Andrew at Camp Pixleache 2011. Photo: Antti Ahonen.
We're trying to follow a motif of 'decentralisation' this year, and this workshop will hopefully decentralise the viewpoint of the chronicler, if that makes any sense. Yet information feels, at least to me, like it's becoming more centralised. We rely on Wikipedia and Google as our one-stop shop for facts, and rarely dig deeper to seek alternatives. With our digital identities constantly pushed, prodded and poked by market research and statistical analysis, do you feel that there is an increased need for subjective, personal takes? For example, is it more important to write a personal blog post expressing our own feelings about a topic, than it used to be?
Let me take another angle on this centralising of information or media. One issue is of course the dominance of certain social media platforms in aggregating our attention to one place. Many people are already involved in sharing personal opinions and subjectivities online, however often these are masked in simple semi-passive acts which amplify what others have shared, rather than initiating their own source or opinion.
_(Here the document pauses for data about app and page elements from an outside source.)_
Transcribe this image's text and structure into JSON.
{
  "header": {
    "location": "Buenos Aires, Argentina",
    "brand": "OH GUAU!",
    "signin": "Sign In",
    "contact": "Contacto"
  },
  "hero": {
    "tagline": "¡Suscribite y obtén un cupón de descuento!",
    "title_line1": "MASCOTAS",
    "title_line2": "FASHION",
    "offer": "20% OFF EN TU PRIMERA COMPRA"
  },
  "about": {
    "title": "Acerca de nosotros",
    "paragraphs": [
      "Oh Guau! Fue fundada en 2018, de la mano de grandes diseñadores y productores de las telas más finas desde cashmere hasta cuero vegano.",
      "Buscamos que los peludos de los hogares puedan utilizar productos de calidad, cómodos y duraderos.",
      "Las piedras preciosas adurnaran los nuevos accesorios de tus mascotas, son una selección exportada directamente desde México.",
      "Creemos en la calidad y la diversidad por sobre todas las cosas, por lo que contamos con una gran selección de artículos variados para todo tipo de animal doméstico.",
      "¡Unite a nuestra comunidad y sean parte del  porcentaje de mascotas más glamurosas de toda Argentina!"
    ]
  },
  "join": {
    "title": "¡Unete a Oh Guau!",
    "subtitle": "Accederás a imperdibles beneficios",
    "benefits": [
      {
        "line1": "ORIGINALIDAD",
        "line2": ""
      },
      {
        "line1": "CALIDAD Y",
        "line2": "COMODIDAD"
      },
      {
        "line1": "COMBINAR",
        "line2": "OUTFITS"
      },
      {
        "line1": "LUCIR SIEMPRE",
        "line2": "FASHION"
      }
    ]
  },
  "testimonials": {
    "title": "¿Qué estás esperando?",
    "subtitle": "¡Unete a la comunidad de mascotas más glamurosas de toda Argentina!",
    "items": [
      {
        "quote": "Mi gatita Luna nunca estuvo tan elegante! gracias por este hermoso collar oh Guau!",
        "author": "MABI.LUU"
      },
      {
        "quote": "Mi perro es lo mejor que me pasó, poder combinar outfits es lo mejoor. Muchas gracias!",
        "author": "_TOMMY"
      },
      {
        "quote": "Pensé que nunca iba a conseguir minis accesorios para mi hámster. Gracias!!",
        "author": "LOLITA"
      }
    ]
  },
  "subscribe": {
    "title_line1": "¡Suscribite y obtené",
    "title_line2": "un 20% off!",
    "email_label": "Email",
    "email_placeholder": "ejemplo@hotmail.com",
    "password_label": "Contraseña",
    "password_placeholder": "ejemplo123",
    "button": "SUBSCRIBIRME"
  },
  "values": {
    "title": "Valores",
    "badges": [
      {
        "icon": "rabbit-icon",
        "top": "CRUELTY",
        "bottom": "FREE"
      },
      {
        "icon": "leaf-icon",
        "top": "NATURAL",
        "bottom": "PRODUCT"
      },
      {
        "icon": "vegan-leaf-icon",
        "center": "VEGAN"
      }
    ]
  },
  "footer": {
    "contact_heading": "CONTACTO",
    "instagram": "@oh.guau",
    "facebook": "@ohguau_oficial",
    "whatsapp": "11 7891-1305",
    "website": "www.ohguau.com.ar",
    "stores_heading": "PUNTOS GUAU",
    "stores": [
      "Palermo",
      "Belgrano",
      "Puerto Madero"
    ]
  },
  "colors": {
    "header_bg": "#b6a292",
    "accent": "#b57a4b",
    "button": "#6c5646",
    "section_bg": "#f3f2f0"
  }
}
In this way I agree that a personal or unique statement on a topic or experience is meaningful. Be real! Do we still have the ability, practice and experience to do this still face to face? Can we actually give attention again in another way, to listen in physical, corporeal space, to what other people have experienced and witnessed? Our Living Non-Fictions workshop is a little test within the Festival format.
We decided to call this workshop Living Non-Fictions to play off the Living Fictions workshop, as a counterpoint of sorts. But do you feel strongly about the line between fiction and non-fiction? Are you concerned in the slightest about 'truth' and conveying such in the workshop's output?
Like many people who have immigrated to and lived in Finland, I appreciate the honesty that exists as a common base value in society. At the same time, there is a great creative imagination which blurs the space between the magical and the brutal. The only truth we need to strive for in the workshop is that people are honest with themselves and their experience with others, respecting that others might see, hear and understand things differently.
What does 'Living Spaces' mean to you?
Somewhere that combines the material, physical infrastructure that keeps us alive, sheltered, warm, watered and fed; inhabited with persons, human and non-humans that give and take care; plus something magic we can't see, but take for granted and hope is there.